The first project is the CYE8 sensor, an optical flow sensor based on an Atmel ATmega644 (possibly to be replaced by an ATmega1284) 8-bit processor, and using a Faraya64plus sensor head. (A "sensor head" is a vision chip wire bonded to a 9mm x 9mm PCB with a board to board connector on the other side.) We fabricated our first two iterations last year (the first one described here), and are now readying the third iteration this month.
The hardware of the second project was introduced in a recent blog post and is based on the Sparkfun Arduino Pro Mini platform (which uses a similar but smaller Atmel microcontroller) and comprises a simple shield board that interfaces the Arduino with a sensor head. Currently we have used only a FarayaSmall sensor head, but this board will support other chips as well.
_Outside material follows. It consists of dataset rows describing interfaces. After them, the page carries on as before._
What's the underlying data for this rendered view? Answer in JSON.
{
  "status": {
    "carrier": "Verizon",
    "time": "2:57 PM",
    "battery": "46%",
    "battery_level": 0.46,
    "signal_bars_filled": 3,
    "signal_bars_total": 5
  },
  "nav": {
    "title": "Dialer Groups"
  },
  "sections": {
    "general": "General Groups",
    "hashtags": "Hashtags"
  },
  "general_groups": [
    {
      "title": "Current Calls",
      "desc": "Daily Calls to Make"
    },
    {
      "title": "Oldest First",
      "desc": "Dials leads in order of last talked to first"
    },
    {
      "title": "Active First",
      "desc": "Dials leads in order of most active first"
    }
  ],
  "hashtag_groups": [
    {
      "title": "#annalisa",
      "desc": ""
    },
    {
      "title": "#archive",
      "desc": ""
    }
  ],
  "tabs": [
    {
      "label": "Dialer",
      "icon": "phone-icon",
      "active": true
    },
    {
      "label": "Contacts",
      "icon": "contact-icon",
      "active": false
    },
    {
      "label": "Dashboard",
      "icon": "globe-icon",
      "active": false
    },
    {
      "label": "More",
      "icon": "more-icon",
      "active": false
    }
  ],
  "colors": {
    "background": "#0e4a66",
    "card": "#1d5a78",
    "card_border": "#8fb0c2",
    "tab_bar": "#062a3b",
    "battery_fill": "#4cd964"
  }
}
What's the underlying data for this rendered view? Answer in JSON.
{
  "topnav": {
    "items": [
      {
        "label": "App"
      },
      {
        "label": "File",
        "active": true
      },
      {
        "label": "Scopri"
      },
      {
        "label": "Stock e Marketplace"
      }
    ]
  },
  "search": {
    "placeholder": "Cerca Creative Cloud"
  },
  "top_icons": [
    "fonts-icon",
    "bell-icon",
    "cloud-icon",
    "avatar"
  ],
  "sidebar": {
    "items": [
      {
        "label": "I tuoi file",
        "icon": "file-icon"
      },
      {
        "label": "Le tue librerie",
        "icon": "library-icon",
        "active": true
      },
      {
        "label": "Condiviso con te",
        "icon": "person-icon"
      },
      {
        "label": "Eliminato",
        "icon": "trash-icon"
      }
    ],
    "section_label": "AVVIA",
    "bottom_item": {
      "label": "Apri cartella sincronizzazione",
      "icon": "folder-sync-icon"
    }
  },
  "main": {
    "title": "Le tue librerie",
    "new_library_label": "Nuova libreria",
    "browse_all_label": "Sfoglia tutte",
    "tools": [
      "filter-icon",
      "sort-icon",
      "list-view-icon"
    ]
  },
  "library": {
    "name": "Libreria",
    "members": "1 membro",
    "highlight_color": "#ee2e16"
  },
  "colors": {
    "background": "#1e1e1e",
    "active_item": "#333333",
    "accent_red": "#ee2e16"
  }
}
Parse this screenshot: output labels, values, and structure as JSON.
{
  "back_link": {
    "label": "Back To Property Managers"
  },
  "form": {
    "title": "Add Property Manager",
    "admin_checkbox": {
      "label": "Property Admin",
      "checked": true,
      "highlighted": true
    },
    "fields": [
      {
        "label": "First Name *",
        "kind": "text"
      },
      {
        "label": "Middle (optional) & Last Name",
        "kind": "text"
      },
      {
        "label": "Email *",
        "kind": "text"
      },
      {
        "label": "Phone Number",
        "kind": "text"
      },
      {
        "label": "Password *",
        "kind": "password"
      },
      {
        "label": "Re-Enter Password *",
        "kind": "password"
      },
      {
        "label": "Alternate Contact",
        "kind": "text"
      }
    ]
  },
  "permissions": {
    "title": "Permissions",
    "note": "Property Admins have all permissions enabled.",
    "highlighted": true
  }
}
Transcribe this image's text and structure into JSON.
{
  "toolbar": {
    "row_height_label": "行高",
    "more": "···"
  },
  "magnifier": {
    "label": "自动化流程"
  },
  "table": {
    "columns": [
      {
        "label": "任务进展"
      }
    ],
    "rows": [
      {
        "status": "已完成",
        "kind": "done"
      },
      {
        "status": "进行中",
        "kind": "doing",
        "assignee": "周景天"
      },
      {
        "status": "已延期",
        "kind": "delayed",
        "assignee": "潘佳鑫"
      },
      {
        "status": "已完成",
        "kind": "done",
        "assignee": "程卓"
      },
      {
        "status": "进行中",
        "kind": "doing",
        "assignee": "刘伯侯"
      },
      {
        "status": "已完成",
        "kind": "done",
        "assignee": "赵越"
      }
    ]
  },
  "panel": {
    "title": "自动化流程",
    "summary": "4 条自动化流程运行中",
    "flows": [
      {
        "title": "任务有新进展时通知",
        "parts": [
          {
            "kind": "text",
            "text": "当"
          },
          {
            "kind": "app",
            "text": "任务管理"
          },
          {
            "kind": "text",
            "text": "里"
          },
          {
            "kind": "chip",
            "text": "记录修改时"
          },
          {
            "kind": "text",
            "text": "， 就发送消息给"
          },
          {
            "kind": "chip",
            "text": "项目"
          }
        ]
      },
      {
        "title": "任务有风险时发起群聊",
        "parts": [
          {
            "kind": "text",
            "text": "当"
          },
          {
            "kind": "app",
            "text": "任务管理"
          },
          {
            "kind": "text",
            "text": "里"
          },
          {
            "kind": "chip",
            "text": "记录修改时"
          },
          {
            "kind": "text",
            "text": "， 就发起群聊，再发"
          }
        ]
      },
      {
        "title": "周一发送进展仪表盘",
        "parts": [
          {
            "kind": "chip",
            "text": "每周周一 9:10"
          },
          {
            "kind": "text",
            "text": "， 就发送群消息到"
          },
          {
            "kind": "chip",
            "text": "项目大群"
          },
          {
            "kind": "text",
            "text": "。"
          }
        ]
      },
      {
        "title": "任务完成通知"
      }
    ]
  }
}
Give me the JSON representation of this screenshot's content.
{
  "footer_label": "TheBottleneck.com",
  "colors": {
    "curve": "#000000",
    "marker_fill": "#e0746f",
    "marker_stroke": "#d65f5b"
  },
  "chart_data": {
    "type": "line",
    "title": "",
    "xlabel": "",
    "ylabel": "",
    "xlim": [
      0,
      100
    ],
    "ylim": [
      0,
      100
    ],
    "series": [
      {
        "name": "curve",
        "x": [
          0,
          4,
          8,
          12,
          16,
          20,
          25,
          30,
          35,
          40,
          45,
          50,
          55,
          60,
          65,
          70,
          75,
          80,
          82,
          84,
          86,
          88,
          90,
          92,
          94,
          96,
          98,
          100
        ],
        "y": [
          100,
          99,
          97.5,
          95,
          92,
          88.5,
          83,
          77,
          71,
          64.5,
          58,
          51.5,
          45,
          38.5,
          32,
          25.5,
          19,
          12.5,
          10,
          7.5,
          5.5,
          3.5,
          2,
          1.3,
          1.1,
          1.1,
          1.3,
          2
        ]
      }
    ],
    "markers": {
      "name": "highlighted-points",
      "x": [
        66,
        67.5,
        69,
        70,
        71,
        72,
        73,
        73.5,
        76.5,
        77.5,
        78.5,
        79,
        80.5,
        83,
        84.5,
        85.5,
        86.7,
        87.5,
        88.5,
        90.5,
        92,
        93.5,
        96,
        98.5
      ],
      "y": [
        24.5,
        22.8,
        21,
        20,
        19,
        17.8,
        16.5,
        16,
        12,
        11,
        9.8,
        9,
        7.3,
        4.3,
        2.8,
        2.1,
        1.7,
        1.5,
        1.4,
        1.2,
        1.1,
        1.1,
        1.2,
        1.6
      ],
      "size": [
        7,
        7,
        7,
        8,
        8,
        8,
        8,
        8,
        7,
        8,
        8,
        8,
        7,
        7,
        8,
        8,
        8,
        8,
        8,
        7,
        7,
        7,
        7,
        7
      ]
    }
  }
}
At the current time, these projects are hosted on another open Ning network Embedded Eye, since we are trying to capture a broad set of applications beyond drones. If these projects take off, we can set up Huddle spaces accessible across both Ning networks, or move the project elsewhere. (I'll take suggestions- I'm still learning about how to do projects like this.) The CYE8 project is located here and the Arduino-based project is located here. These forum pages include initial board designs and source codes.
Based on interest, we will likely also launch projects built around an Atmel AVR32 processor (faster than the AVR8's) and/or an XMOS quad-core processor (if you have real need for speed).
One common theme of these two projects (which has strengths and weaknesses) is that they utilize vision / image sensor chips designed by Centeye. (This is not a requirement of the license- it is just how they were designed.) The strengths are that since we designed the vision chips, we can probably reveal as many details of the inner workings of these chips as we want. We all have heard complaints of chip manufacturers being too vague about what is inside, so I hope that this is a welcome change. The weakness is that we basically have to burn new wafers every time we want more sensors, so they are not as available as, say, a part from Digikey.
We are actually going to start a new run of silicon soon with the intent of increasing manufacturing quantity. It is tempting to use this as an opportunity to explore semi-open chips designs. I'd be happy to share a (virtual/real) beer with anyone interested in discussing (whether here, at EE, or directly) the various issues associated with the design and manufacture of chips of this type.
I look forward to speaking with everyone soon!